This map of Britain concentrates on the British territories and kingdoms that were established during the fourth and fifth centuries, as the Saxons and Angles began their settlement of the east coast. It provides an overview of all the territories known or estimated to have existed under Romano-British control, but not all of them existed at the same time, or in the same form as shown here. Clickable map for more information on each territory.
The Welsh may be the truest Britons according to new genetic research
immigrants from Denmark, Netherlands, and Germany spoke a cluster of related dialects falling within the Germanic branch of the Indo-European language family. Their language began to develop its own distinctive features in isolation from the continental Germanic languages, and by 600 A.D. had developed into what we call Old English or Anglo-Saxon, covering the territory of most of modern England.
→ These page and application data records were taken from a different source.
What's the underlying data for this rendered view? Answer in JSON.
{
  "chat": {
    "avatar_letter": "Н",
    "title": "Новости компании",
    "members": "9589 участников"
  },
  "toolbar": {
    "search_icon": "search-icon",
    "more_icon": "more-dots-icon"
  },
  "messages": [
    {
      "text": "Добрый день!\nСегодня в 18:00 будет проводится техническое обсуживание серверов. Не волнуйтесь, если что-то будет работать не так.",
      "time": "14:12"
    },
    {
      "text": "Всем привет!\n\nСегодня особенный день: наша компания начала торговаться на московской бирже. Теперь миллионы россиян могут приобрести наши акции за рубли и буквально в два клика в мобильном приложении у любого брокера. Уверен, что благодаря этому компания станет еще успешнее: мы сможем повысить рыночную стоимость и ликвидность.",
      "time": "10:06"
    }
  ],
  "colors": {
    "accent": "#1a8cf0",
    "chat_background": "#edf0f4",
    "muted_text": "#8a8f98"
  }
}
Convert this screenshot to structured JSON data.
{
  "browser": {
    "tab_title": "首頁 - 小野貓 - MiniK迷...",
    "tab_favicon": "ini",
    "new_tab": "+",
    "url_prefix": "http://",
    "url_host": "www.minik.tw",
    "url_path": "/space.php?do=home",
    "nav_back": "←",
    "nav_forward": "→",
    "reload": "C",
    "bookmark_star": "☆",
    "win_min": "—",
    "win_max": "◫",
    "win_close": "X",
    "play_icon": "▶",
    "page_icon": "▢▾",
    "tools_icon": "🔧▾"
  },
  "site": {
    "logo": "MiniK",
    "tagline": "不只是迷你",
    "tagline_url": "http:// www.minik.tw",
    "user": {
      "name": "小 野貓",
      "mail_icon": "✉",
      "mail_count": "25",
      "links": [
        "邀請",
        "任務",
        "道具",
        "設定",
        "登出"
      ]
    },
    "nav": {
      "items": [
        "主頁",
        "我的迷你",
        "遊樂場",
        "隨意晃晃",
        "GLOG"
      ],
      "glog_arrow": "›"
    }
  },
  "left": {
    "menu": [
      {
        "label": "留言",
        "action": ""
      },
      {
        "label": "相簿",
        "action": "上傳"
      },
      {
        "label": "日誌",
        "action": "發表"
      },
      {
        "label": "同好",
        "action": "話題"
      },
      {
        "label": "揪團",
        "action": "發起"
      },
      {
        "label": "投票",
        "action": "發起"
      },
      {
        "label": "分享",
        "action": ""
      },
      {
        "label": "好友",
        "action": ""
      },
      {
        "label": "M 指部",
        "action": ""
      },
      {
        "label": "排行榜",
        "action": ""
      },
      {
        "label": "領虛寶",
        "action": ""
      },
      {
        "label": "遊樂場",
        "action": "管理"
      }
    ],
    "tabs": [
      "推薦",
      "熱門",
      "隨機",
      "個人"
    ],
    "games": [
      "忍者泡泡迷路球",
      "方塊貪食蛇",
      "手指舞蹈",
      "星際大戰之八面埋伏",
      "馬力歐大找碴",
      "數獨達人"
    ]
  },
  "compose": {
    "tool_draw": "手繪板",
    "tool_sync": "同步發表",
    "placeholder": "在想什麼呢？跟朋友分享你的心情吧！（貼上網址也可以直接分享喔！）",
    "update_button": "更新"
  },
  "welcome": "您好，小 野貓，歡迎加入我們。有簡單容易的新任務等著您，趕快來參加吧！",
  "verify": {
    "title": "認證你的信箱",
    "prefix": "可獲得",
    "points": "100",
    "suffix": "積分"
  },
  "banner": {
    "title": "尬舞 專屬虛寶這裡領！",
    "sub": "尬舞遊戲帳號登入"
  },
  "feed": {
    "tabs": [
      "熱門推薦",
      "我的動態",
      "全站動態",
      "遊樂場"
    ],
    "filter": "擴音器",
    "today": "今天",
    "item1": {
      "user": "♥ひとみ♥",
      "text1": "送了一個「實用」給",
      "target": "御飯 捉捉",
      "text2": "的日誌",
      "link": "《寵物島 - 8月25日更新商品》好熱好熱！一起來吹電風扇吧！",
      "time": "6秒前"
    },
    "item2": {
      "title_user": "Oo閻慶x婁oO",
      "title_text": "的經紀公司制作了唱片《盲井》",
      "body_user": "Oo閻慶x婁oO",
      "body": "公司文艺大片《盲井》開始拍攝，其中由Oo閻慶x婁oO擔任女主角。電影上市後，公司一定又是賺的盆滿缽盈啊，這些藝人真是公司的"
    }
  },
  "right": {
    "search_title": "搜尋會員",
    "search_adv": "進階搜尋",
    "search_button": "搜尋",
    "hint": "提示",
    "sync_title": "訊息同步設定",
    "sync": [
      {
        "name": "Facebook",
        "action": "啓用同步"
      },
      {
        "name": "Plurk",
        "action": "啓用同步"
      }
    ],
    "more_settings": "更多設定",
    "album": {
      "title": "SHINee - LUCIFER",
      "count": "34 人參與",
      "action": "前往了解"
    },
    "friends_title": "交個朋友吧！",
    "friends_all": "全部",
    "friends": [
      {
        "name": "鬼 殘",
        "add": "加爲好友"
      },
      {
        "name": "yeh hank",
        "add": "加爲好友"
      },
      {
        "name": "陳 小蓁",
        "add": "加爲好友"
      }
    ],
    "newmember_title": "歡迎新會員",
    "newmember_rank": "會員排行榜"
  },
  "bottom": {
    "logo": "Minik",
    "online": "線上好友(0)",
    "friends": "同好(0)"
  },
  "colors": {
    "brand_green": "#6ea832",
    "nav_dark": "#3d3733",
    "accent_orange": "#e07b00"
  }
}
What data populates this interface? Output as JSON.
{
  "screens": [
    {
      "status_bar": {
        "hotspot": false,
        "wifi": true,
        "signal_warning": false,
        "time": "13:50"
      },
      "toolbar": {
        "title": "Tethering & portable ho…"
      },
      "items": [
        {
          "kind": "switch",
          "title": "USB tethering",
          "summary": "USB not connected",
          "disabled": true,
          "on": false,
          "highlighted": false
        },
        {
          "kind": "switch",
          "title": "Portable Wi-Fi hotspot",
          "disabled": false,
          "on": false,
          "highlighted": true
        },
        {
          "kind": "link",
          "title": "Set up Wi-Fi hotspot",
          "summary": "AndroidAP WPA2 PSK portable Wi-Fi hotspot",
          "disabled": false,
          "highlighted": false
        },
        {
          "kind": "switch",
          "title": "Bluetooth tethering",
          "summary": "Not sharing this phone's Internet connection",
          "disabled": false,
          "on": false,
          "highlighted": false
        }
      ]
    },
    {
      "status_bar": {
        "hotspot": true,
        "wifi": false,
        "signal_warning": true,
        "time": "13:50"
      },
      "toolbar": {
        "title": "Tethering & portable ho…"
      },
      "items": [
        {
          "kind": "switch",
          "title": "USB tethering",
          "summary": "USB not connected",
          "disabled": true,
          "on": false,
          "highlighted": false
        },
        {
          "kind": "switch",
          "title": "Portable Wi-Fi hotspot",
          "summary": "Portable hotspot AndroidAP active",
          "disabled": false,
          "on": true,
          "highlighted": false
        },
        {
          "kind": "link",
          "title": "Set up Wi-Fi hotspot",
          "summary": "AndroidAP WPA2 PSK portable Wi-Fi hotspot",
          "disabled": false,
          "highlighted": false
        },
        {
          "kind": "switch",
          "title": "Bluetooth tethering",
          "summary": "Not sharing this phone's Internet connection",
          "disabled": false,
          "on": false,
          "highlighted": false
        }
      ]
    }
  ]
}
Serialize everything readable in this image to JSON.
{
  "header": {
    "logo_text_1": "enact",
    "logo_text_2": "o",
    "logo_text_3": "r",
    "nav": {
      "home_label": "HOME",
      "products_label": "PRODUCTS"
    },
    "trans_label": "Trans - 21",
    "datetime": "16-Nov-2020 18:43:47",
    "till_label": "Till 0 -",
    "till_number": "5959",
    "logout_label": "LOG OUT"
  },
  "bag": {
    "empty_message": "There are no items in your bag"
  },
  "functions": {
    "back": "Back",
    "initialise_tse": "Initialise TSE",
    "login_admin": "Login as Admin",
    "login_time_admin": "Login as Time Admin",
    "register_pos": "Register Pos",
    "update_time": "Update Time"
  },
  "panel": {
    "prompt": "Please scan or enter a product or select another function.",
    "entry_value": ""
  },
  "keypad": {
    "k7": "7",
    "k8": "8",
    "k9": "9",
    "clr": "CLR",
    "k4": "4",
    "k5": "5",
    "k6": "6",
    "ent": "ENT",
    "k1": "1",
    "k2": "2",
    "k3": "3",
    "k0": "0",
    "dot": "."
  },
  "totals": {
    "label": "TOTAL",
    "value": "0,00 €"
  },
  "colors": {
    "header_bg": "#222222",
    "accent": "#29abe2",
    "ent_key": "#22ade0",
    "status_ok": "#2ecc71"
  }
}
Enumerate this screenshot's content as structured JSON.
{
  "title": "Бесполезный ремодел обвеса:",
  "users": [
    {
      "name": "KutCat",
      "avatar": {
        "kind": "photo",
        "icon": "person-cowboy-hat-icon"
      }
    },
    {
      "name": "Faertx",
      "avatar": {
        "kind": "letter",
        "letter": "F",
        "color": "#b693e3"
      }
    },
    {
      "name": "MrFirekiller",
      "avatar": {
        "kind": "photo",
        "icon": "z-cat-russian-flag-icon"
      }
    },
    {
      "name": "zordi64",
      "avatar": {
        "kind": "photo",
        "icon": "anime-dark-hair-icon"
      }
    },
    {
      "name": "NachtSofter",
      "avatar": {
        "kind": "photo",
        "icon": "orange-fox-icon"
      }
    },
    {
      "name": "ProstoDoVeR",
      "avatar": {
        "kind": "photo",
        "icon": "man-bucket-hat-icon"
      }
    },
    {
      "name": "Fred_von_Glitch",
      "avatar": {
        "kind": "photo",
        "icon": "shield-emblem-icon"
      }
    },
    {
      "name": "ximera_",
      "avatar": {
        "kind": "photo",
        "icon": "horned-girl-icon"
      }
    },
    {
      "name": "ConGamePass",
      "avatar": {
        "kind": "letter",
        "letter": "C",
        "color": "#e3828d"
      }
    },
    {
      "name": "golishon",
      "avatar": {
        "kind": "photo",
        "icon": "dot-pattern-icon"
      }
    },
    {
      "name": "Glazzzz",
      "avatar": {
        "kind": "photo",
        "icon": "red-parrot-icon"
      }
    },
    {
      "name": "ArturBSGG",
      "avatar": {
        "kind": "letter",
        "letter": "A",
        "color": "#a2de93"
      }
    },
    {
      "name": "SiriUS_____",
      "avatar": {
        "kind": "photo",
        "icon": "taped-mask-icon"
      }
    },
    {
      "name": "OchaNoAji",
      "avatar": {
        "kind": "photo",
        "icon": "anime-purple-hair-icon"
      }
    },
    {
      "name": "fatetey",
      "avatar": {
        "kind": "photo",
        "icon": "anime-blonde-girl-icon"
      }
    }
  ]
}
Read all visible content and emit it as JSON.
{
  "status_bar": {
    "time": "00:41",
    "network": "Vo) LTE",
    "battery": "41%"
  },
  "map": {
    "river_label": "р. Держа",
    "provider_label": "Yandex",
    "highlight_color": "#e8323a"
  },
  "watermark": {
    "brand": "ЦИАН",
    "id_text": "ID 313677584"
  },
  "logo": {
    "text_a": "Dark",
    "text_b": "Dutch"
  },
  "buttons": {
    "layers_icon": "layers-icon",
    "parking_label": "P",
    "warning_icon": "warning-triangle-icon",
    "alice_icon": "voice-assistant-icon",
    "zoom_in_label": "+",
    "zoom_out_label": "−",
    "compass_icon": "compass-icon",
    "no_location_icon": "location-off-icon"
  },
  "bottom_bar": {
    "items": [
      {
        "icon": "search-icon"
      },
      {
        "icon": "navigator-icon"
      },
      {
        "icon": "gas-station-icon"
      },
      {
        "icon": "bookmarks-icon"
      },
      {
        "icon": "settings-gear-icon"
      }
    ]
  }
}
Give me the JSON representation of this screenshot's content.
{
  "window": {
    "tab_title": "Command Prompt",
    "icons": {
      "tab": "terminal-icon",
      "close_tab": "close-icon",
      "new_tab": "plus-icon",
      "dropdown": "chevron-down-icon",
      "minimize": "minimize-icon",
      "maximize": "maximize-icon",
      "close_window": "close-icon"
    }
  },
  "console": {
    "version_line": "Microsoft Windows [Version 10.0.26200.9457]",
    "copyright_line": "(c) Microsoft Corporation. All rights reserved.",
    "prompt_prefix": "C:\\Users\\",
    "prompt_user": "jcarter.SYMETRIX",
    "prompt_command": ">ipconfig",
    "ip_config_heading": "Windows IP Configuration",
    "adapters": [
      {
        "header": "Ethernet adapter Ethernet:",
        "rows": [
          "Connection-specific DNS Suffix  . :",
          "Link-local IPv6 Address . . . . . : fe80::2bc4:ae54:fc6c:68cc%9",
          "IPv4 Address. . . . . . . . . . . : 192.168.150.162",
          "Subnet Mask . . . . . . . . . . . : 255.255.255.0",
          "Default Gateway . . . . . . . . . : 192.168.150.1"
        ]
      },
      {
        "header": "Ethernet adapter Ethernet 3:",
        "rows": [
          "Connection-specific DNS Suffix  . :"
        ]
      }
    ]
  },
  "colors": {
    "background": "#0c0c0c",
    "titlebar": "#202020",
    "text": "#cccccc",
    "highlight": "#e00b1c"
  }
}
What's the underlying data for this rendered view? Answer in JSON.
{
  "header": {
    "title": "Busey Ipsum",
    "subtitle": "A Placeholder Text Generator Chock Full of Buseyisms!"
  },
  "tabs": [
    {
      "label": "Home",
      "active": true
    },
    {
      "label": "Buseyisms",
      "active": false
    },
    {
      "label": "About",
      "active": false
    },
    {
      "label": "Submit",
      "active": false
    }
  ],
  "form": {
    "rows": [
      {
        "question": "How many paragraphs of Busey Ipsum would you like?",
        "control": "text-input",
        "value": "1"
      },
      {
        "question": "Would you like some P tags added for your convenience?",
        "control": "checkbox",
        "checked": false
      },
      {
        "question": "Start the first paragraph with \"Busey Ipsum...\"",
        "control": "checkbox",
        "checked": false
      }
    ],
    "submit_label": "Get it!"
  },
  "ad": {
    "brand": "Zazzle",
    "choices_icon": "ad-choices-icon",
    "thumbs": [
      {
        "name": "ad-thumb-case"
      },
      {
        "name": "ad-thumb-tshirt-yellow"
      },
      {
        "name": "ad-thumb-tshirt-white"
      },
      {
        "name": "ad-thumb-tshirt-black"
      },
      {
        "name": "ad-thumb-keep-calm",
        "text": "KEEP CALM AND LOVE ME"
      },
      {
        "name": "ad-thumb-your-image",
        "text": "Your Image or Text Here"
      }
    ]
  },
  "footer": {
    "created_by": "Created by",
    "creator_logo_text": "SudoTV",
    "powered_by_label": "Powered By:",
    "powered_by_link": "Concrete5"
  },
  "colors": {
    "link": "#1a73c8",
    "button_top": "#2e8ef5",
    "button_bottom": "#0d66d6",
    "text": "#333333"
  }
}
GENETIC BOUNDARIES: 'A pioneering study into [Britain's] genetic heritage ... shows that up to 40 per cent of [British] DNA may be from Germanic ancestors, and not the Vikings, thanks to the Anglo-Saxon migrations in 450-600AD. The project, carried out by Oxford University, is particularly interesting because it would seem that this genetic make-up bears out those old traditions and clichés about how [people] relate to each other. So the age-old rivalries between Devon and Cornwall – take…